#### Records provided
--- START ---

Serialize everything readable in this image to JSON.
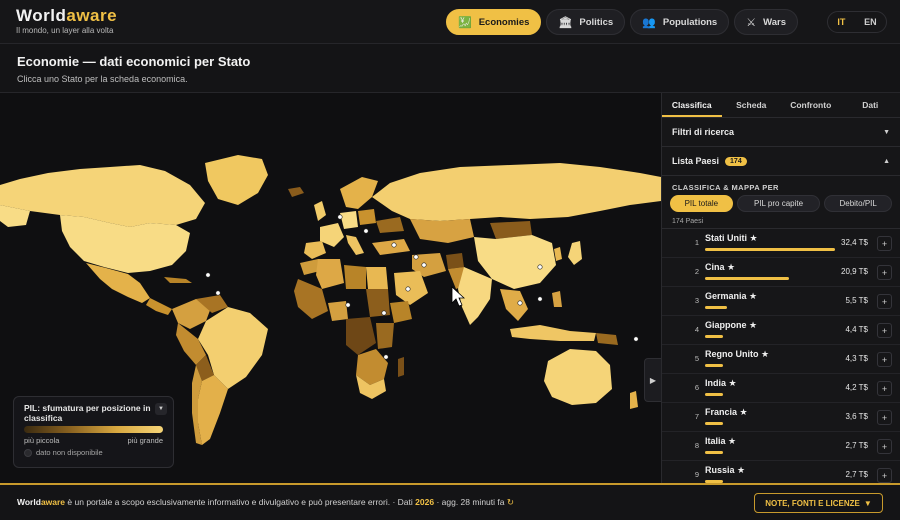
{
  "brand": {
    "name_part1": "World",
    "name_part2": "aware",
    "tagline": "Il mondo, un layer alla volta"
  },
  "nav": [
    {
      "label": "Economies",
      "icon": "chart-icon",
      "glyph": "💹",
      "active": true
    },
    {
      "label": "Politics",
      "icon": "government-icon",
      "glyph": "🏛",
      "active": false
    },
    {
      "label": "Populations",
      "icon": "people-icon",
      "glyph": "👥",
      "active": false
    },
    {
      "label": "Wars",
      "icon": "crossed-swords-icon",
      "glyph": "⚔",
      "active": false
    }
  ],
  "lang": {
    "it": "IT",
    "en": "EN",
    "selected": "IT"
  },
  "page": {
    "title": "Economie — dati economici per Stato",
    "subtitle": "Clicca uno Stato per la scheda economica."
  },
  "legend": {
    "title": "PIL: sfumatura per posizione in classifica",
    "min_label": "più piccola",
    "max_label": "più grande",
    "na_label": "dato non disponibile"
  },
  "panel": {
    "tabs": [
      "Classifica",
      "Scheda",
      "Confronto",
      "Dati"
    ],
    "active_tab": "Classifica",
    "filters_label": "Filtri di ricerca",
    "list_label": "Lista Paesi",
    "list_count": "174",
    "rank_by_label": "CLASSIFICA & MAPPA PER",
    "metrics": [
      "PIL totale",
      "PIL pro capite",
      "Debito/PIL"
    ],
    "active_metric": "PIL totale",
    "countries_count": "174 Paesi",
    "rows": [
      {
        "rank": "1",
        "name": "Stati Uniti ★",
        "value": "32,4 T$",
        "share": 1.0
      },
      {
        "rank": "2",
        "name": "Cina ★",
        "value": "20,9 T$",
        "share": 0.645
      },
      {
        "rank": "3",
        "name": "Germania ★",
        "value": "5,5 T$",
        "share": 0.17
      },
      {
        "rank": "4",
        "name": "Giappone ★",
        "value": "4,4 T$",
        "share": 0.136
      },
      {
        "rank": "5",
        "name": "Regno Unito ★",
        "value": "4,3 T$",
        "share": 0.133
      },
      {
        "rank": "6",
        "name": "India ★",
        "value": "4,2 T$",
        "share": 0.13
      },
      {
        "rank": "7",
        "name": "Francia ★",
        "value": "3,6 T$",
        "share": 0.111
      },
      {
        "rank": "8",
        "name": "Italia ★",
        "value": "2,7 T$",
        "share": 0.083
      },
      {
        "rank": "9",
        "name": "Russia ★",
        "value": "2,7 T$",
        "share": 0.083
      }
    ]
  },
  "footer": {
    "brand_part1": "World",
    "brand_part2": "aware",
    "text": " è un portale a scopo esclusivamente informativo e divulgativo e può presentare errori. · Dati ",
    "year": "2026",
    "updated": " · agg. 28 minuti fa ",
    "refresh_glyph": "↻",
    "button": "NOTE, FONTI E LICENZE",
    "button_glyph": "▼"
  },
  "colors": {
    "accent": "#f0c045",
    "background": "#111113",
    "panel": "#161618"
  }
}
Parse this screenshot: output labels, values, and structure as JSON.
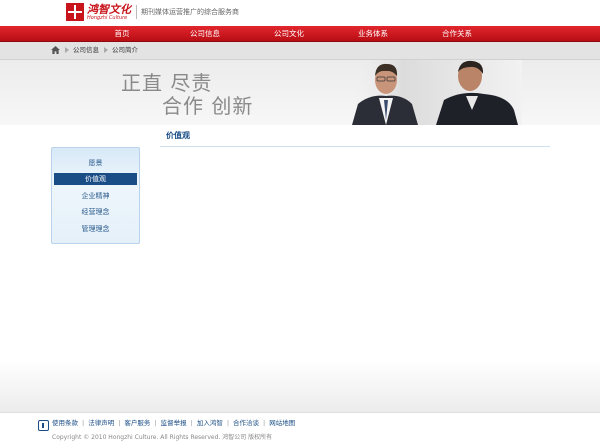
{
  "header": {
    "logo_cn": "鸿智文化",
    "logo_en": "Hongzhi Culture",
    "slogan": "期刊媒体运营推广的综合服务商"
  },
  "nav": {
    "items": [
      "首页",
      "公司信息",
      "公司文化",
      "业务体系",
      "合作关系"
    ]
  },
  "breadcrumb": {
    "items": [
      "公司信息",
      "公司简介"
    ]
  },
  "banner": {
    "line1": "正直 尽责",
    "line2": "合作 创新"
  },
  "sidebar": {
    "items": [
      "愿景",
      "价值观",
      "企业精神",
      "经营理念",
      "管理理念"
    ],
    "active_index": 1
  },
  "content": {
    "title": "价值观"
  },
  "footer": {
    "links": [
      "使用条款",
      "法律声明",
      "客户服务",
      "监督举报",
      "加入鸿智",
      "合作洽谈",
      "网站地图"
    ],
    "copyright": "Copyright © 2010 Hongzhi Culture. All Rights Reserved.  鸿智公司  版权所有"
  },
  "colors": {
    "brand_red": "#c8141b",
    "nav_red": "#d41a21",
    "accent_blue": "#1a4d86",
    "sidebar_bg": "#e5f0f9"
  }
}
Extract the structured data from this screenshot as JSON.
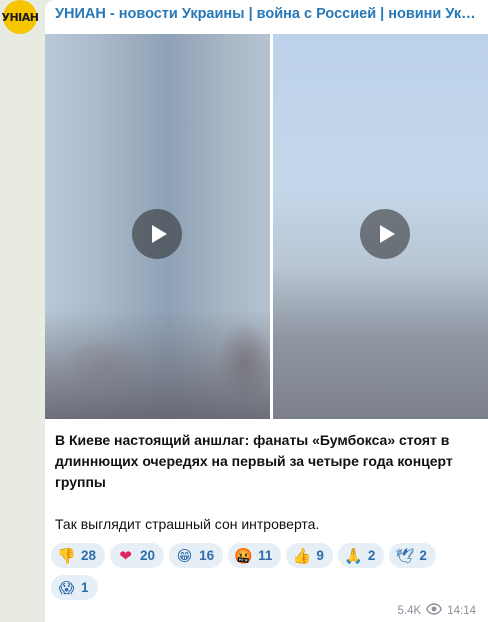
{
  "channel": {
    "avatar_text": "УНІАН",
    "title": "УНИАН - новости Украины | война с Россией | новини України | війна з Росією"
  },
  "media": {
    "videos": [
      {
        "icon": "play-icon"
      },
      {
        "icon": "play-icon"
      }
    ]
  },
  "post": {
    "bold_text": "В Киеве настоящий аншлаг: фанаты «Бумбокса» стоят в длиннющих очередях на первый за четыре года концерт группы",
    "text": "Так выглядит страшный сон интроверта."
  },
  "reactions": [
    {
      "emoji": "👎",
      "icon": "thumbs-down-icon",
      "count": "28"
    },
    {
      "emoji": "❤",
      "icon": "heart-icon",
      "count": "20"
    },
    {
      "emoji": "😁",
      "icon": "grinning-face-icon",
      "count": "16"
    },
    {
      "emoji": "🤬",
      "icon": "cursing-face-icon",
      "count": "11"
    },
    {
      "emoji": "👍",
      "icon": "thumbs-up-icon",
      "count": "9"
    },
    {
      "emoji": "🙏",
      "icon": "folded-hands-icon",
      "count": "2"
    },
    {
      "emoji": "🕊",
      "icon": "dove-icon",
      "count": "2"
    },
    {
      "emoji": "😱",
      "icon": "screaming-face-icon",
      "count": "1"
    }
  ],
  "meta": {
    "views": "5.4K",
    "time": "14:14",
    "views_icon": "eye-icon"
  },
  "colors": {
    "accent": "#2678b6",
    "reaction_bg": "#e6eef6",
    "avatar_bg": "#f6c500",
    "background": "#e7ebe2"
  }
}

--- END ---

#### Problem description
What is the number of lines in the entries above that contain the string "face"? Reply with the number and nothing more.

#### Problem solution
3